These apps allow clients to place orders, communicate with drug vendors, and provide specific courier instructions for delivery. This extra feature makes it easier for clients to communicate with vendors. Also, it makes it easy for vendors to deliver the drugs more securely.

With the increasing use of custom Android apps, it is becoming more challenging. For law enforcement, it’s tough to track and disrupt these illegal activities. As such, authorities must adapt their techniques to keep pace with these evolving methods.

Drug dealers moving to Android

Hydra, a leader in drug sales, had 19,000 registered sellers and 17 million customers worldwide. However, in April 2022, the German authorities seized its servers, leaving a void in the market. In response, several small players aimed to capitalize on Hydra’s downfall and acquire parts of its abandoned user base. Resecurity reports seven examples of these small players. The list includes Yakudza, TomFord24, 24Deluxe, PNTS32, Flakka24, 24Cana, and MapSTGK. They have released Android app APKs for customers to access their shops and services. These seven players used the same M-Club CMS engine to build their APKs. It indicates they likely used the same developer services. Resecurity warns that “some of these mobile apps have been recently observed by our darknet diaries experts on seized mobile devices by law enforcement – they belong to several suspects involved in drug trafficking and other illegal operations.”

What’s in a report about darknet markets moving to custom android apps

Resecurity explains in the report that mobile apps actively provide the ability to transfer information about successful drug orders. They also actively send geographical coordinates of the “package” left by the couriers for further pick-up. To prevent possible indexing, such information is actively transmitted as an image. Additionally, the notes may contain details about how deep the “package” has been hidden under the ground or any other necessary information to locate it.

As information exchange occurs across multiple applications, it leads to fragmentation. It hinders law enforcement’s ability to effectively track criminal activity and make arrests. Resecurity predicts that in 2023, many new marketplaces will introduce Android apps.

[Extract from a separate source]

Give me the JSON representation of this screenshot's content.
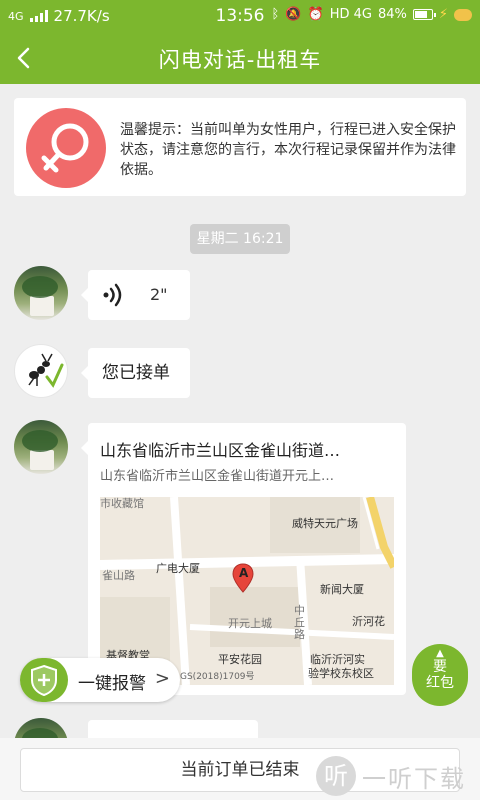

It will replace traditional forums and open market platforms that risk privacy. This shift towards utilizing Android apps will streamline the process for law enforcement to monitor and target illegal activity.

New big players

Despite the growing trend of Android apps, the leading drug market platforms have chosen to prioritize their competition for supremacy in the field. This could result in one platform achieving a monopoly similar to Hydra’s. According to Resecurity, the platforms that benefited the most from Hydra’s shutdown are RuTor, WayAway, Legalizer, OMG!, Solaris, and Nemesis. In the past summer, these markets collectively attracted 795,000 new users. However, with no clear market leader. The reputation of all platforms and vendors is uncertain. This is a risky period for those who purchase counterfeit substances, low-quality ingredients, or items different from what they ordered. This could be extremely dangerous.